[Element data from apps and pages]
|---|

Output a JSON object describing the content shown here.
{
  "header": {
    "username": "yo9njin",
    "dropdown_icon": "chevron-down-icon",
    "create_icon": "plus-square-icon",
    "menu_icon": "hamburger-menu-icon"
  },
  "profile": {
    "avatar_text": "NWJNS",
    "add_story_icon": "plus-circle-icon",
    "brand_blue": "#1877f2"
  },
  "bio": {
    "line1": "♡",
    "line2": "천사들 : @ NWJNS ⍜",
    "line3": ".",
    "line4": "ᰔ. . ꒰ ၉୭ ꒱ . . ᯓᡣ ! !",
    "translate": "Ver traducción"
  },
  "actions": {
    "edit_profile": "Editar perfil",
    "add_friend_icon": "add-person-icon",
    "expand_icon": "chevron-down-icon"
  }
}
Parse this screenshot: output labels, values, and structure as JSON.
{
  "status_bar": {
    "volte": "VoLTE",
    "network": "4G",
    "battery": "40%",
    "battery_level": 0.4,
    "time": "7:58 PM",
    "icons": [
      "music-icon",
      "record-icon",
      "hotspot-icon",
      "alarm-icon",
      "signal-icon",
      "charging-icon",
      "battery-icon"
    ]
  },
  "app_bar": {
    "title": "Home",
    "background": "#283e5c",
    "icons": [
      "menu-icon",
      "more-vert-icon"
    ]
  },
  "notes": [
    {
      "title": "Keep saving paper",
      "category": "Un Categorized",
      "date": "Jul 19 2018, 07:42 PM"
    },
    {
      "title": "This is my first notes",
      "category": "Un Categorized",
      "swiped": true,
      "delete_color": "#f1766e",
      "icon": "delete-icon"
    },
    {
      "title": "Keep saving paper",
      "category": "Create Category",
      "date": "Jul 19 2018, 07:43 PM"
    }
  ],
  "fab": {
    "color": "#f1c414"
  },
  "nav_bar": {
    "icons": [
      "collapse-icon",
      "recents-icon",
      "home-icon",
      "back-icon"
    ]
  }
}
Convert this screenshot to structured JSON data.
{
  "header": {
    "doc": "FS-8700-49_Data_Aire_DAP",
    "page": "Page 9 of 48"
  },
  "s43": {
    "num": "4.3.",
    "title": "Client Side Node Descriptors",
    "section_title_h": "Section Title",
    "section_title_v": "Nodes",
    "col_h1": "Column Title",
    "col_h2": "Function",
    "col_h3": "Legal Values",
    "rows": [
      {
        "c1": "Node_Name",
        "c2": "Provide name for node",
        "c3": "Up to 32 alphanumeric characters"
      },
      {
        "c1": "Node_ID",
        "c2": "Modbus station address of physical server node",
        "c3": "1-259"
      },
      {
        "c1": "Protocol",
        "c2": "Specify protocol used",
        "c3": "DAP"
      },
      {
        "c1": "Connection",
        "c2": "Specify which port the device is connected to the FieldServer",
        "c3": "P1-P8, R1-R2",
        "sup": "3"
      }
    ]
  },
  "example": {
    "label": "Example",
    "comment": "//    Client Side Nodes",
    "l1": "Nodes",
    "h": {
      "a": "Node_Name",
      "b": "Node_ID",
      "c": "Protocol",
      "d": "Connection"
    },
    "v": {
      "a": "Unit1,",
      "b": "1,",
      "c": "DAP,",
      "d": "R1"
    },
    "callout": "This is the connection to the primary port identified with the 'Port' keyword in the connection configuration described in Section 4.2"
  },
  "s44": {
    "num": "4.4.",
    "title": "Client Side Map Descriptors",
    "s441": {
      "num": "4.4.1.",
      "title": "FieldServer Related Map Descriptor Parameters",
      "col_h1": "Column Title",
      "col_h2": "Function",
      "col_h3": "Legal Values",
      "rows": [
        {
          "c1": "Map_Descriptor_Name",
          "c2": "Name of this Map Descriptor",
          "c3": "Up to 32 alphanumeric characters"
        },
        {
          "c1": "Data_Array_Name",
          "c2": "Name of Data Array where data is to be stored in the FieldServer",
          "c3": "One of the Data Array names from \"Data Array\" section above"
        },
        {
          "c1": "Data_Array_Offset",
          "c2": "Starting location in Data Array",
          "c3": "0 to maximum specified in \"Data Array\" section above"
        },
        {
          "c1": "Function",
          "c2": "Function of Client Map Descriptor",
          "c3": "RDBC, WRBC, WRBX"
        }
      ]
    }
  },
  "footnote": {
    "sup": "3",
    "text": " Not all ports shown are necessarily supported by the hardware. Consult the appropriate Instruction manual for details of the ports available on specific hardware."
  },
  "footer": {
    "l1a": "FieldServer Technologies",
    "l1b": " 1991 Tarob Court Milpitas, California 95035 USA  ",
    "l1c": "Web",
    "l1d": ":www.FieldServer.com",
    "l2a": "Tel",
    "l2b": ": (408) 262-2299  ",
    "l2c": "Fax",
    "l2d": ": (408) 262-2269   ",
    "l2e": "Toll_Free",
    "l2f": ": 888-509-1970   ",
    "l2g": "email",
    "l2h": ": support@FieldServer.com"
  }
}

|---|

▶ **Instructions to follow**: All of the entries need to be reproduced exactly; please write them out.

▶ **Answer to the problem**:
Output a JSON object describing the content shown here.
{
  "header": {
    "username": "yo9njin",
    "dropdown_icon": "chevron-down-icon",
    "create_icon": "plus-square-icon",
    "menu_icon": "hamburger-menu-icon"
  },
  "profile": {
    "avatar_text": "NWJNS",
    "add_story_icon": "plus-circle-icon",
    "brand_blue": "#1877f2"
  },
  "bio": {
    "line1": "♡",
    "line2": "천사들 : @ NWJNS ⍜",
    "line3": ".",
    "line4": "ᰔ. . ꒰ ၉୭ ꒱ . . ᯓᡣ ! !",
    "translate": "Ver traducción"
  },
  "actions": {
    "edit_profile": "Editar perfil",
    "add_friend_icon": "add-person-icon",
    "expand_icon": "chevron-down-icon"
  }
}
Parse this screenshot: output labels, values, and structure as JSON.
{
  "status_bar": {
    "volte": "VoLTE",
    "network": "4G",
    "battery": "40%",
    "battery_level": 0.4,
    "time": "7:58 PM",
    "icons": [
      "music-icon",
      "record-icon",
      "hotspot-icon",
      "alarm-icon",
      "signal-icon",
      "charging-icon",
      "battery-icon"
    ]
  },
  "app_bar": {
    "title": "Home",
    "background": "#283e5c",
    "icons": [
      "menu-icon",
      "more-vert-icon"
    ]
  },
  "notes": [
    {
      "title": "Keep saving paper",
      "category": "Un Categorized",
      "date": "Jul 19 2018, 07:42 PM"
    },
    {
      "title": "This is my first notes",
      "category": "Un Categorized",
      "swiped": true,
      "delete_color": "#f1766e",
      "icon": "delete-icon"
    },
    {
      "title": "Keep saving paper",
      "category": "Create Category",
      "date": "Jul 19 2018, 07:43 PM"
    }
  ],
  "fab": {
    "color": "#f1c414"
  },
  "nav_bar": {
    "icons": [
      "collapse-icon",
      "recents-icon",
      "home-icon",
      "back-icon"
    ]
  }
}
Convert this screenshot to structured JSON data.
{
  "header": {
    "doc": "FS-8700-49_Data_Aire_DAP",
    "page": "Page 9 of 48"
  },
  "s43": {
    "num": "4.3.",
    "title": "Client Side Node Descriptors",
    "section_title_h": "Section Title",
    "section_title_v": "Nodes",
    "col_h1": "Column Title",
    "col_h2": "Function",
    "col_h3": "Legal Values",
    "rows": [
      {
        "c1": "Node_Name",
        "c2": "Provide name for node",
        "c3": "Up to 32 alphanumeric characters"
      },
      {
        "c1": "Node_ID",
        "c2": "Modbus station address of physical server node",
        "c3": "1-259"
      },
      {
        "c1": "Protocol",
        "c2": "Specify protocol used",
        "c3": "DAP"
      },
      {
        "c1": "Connection",
        "c2": "Specify which port the device is connected to the FieldServer",
        "c3": "P1-P8, R1-R2",
        "sup": "3"
      }
    ]
  },
  "example": {
    "label": "Example",
    "comment": "//    Client Side Nodes",
    "l1": "Nodes",
    "h": {
      "a": "Node_Name",
      "b": "Node_ID",
      "c": "Protocol",
      "d": "Connection"
    },
    "v": {
      "a": "Unit1,",
      "b": "1,",
      "c": "DAP,",
      "d": "R1"
    },
    "callout": "This is the connection to the primary port identified with the 'Port' keyword in the connection configuration described in Section 4.2"
  },
  "s44": {
    "num": "4.4.",
    "title": "Client Side Map Descriptors",
    "s441": {
      "num": "4.4.1.",
      "title": "FieldServer Related Map Descriptor Parameters",
      "col_h1": "Column Title",
      "col_h2": "Function",
      "col_h3": "Legal Values",
      "rows": [
        {
          "c1": "Map_Descriptor_Name",
          "c2": "Name of this Map Descriptor",
          "c3": "Up to 32 alphanumeric characters"
        },
        {
          "c1": "Data_Array_Name",
          "c2": "Name of Data Array where data is to be stored in the FieldServer",
          "c3": "One of the Data Array names from \"Data Array\" section above"
        },
        {
          "c1": "Data_Array_Offset",
          "c2": "Starting location in Data Array",
          "c3": "0 to maximum specified in \"Data Array\" section above"
        },
        {
          "c1": "Function",
          "c2": "Function of Client Map Descriptor",
          "c3": "RDBC, WRBC, WRBX"
        }
      ]
    }
  },
  "footnote": {
    "sup": "3",
    "text": " Not all ports shown are necessarily supported by the hardware. Consult the appropriate Instruction manual for details of the ports available on specific hardware."
  },
  "footer": {
    "l1a": "FieldServer Technologies",
    "l1b": " 1991 Tarob Court Milpitas, California 95035 USA  ",
    "l1c": "Web",
    "l1d": ":www.FieldServer.com",
    "l2a": "Tel",
    "l2b": ": (408) 262-2299  ",
    "l2c": "Fax",
    "l2d": ": (408) 262-2269   ",
    "l2e": "Toll_Free",
    "l2f": ": 888-509-1970   ",
    "l2g": "email",
    "l2h": ": support@FieldServer.com"
  }
}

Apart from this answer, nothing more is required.